I’m Vaccinated and Proud and Thankful of it

For months now, I have been mulling over in my mind, writing a number of posts on the anti-vaccination movement, both historically going back to the days of Joseph Lister and the original cowpox experiments, and the recent anti-vaccination movement in this country.

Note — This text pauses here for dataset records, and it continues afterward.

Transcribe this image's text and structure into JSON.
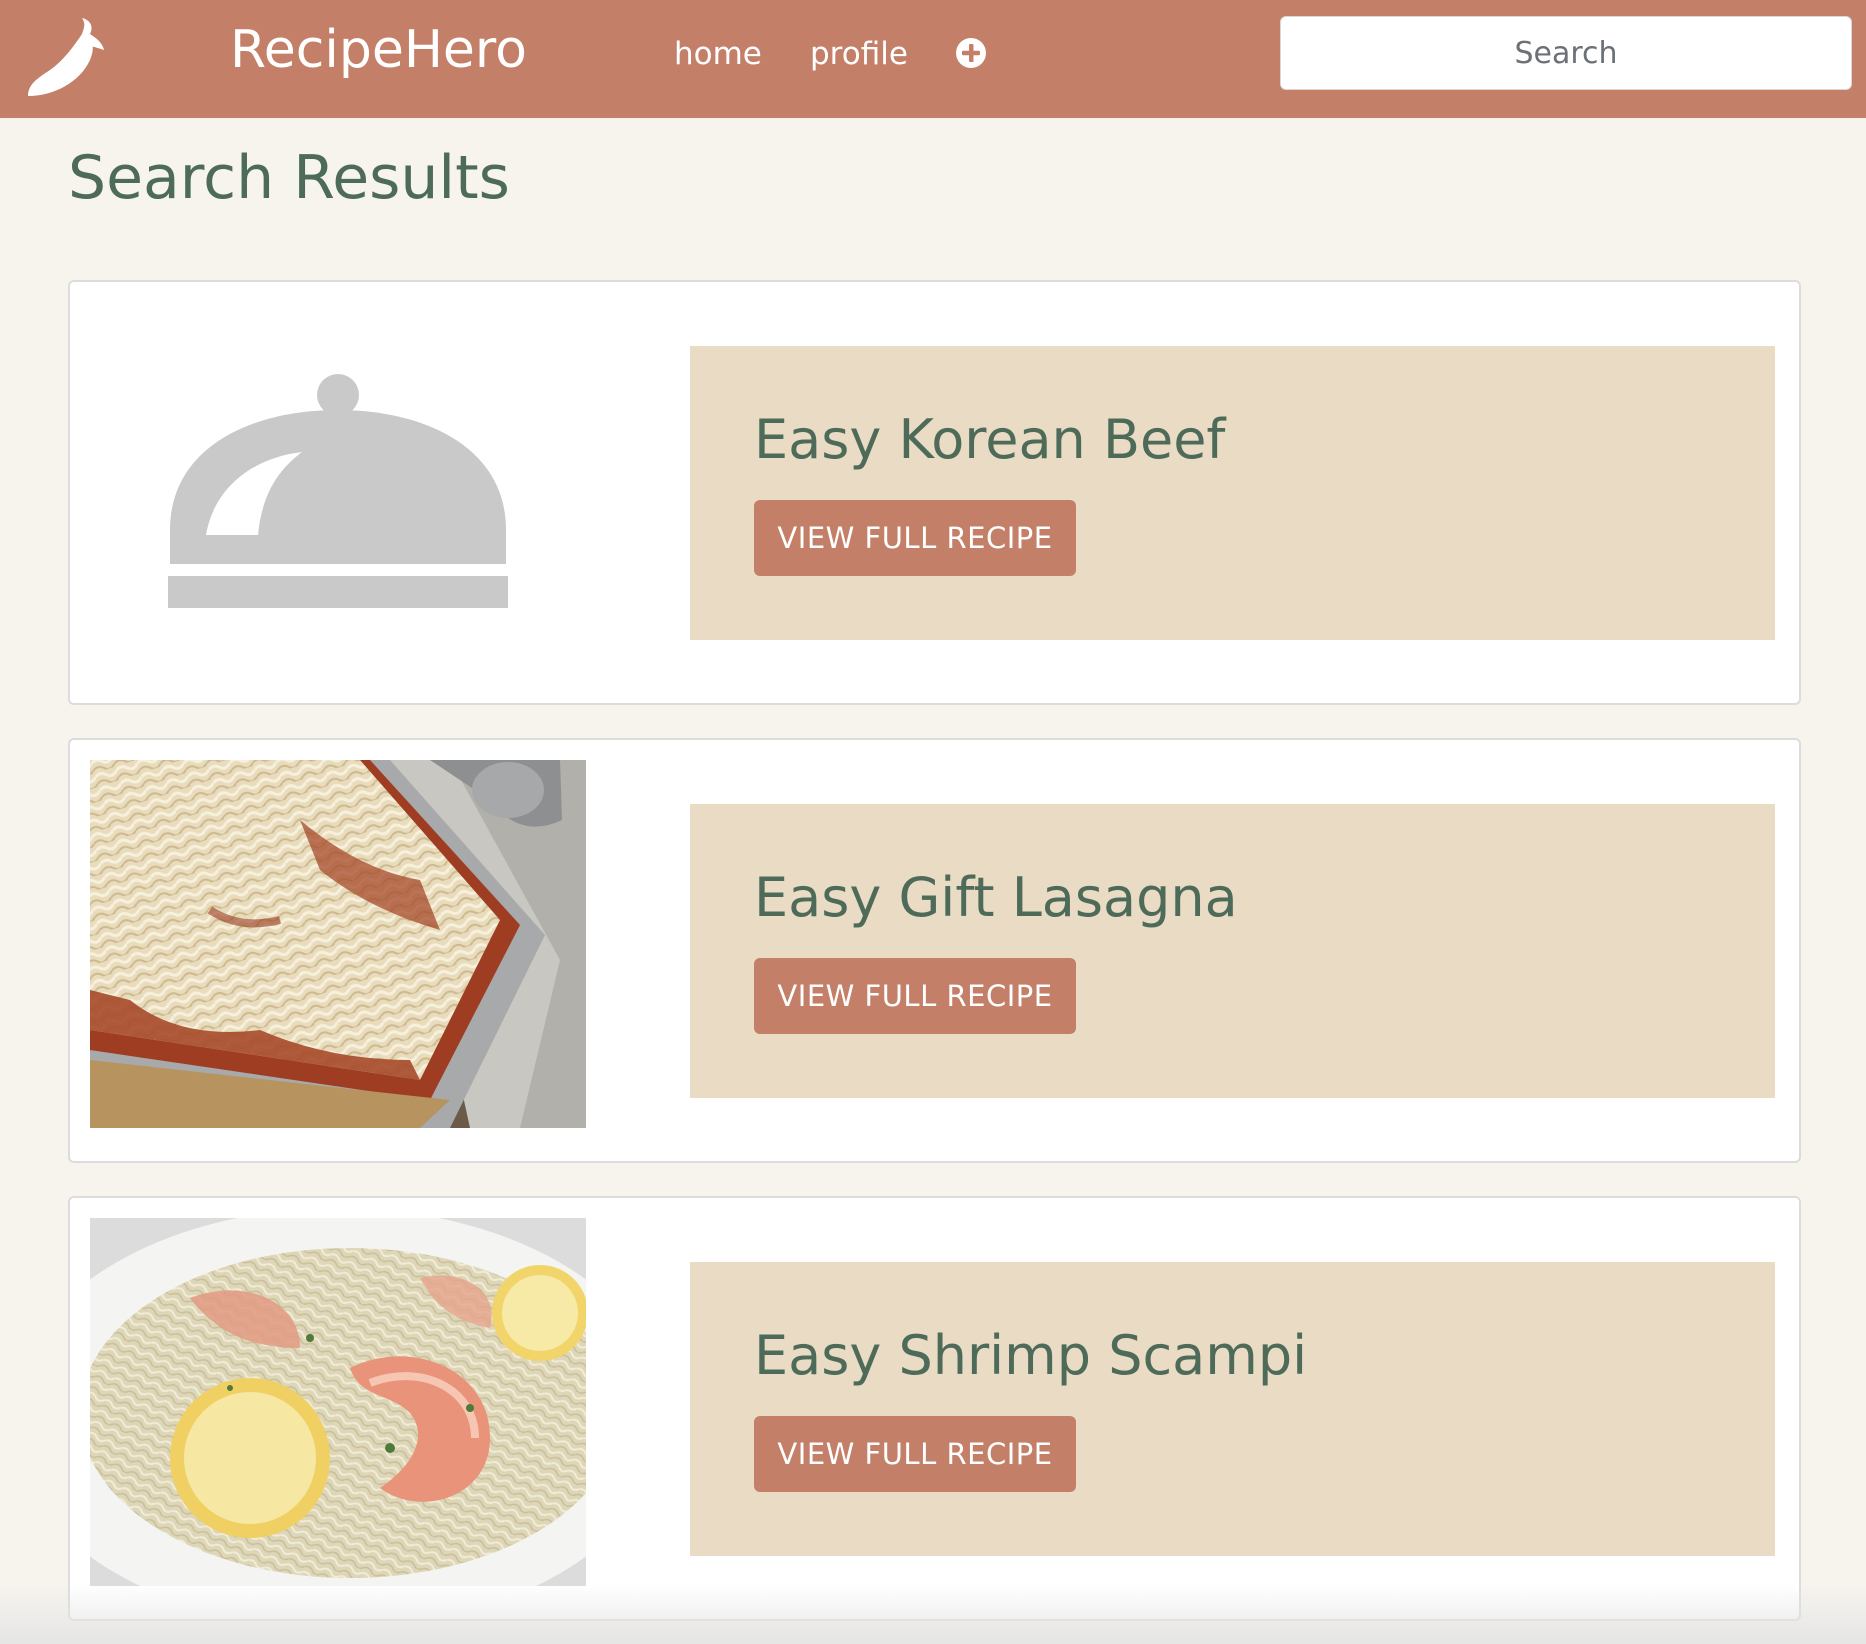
{
  "navbar": {
    "brand_name": "RecipeHero",
    "logo_icon": "chili-pepper-icon",
    "links": {
      "home": "home",
      "profile": "profile"
    },
    "add_icon": "plus-circle-icon",
    "search_placeholder": "Search"
  },
  "page": {
    "title": "Search Results"
  },
  "results": [
    {
      "title": "Easy Korean Beef",
      "button_label": "VIEW FULL RECIPE",
      "image": "placeholder-cloche-icon"
    },
    {
      "title": "Easy Gift Lasagna",
      "button_label": "VIEW FULL RECIPE",
      "image": "lasagna-photo"
    },
    {
      "title": "Easy Shrimp Scampi",
      "button_label": "VIEW FULL RECIPE",
      "image": "shrimp-scampi-photo"
    }
  ],
  "colors": {
    "primary": "#c47f69",
    "accent_green": "#4e6b5a",
    "card_panel": "#e9dbc4",
    "background": "#f7f4ee",
    "placeholder_gray": "#c9c9c9"
  }
}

At this outset I will reveal my biases about vaccination in the interests of so-called “fair and balanced reporting” our modern catch phrase in the media that claims impartial reporting in the various media. I am a physician first and a psychiatrist second. I believe in the “common weal,” the common good as a physician who believes in the value of public health prevention. Otherwise we would have open sewer channels in the streets of congested urban areas as in the times of Charles Dickens, and horse droppings in the streets, public sewer systems and so on. I still hold comprehensive, accurate and impartial food inspection systems are vital to a society’s health.  I thoroughly believe in public health screenings in public schools, for instance for vision, for aggressive mammography screening programs for women for breast cancer. I believe firmly in the concept of “herd immunity,” as vital to public health efforts. I support the Bill and Melinda Gates’ Foundation’s efforts to vaccinate the vulnerable populations of the Third World, countries with almost nonexistent public health systems, to vaccinate populations to eradicate malaria. Continue reading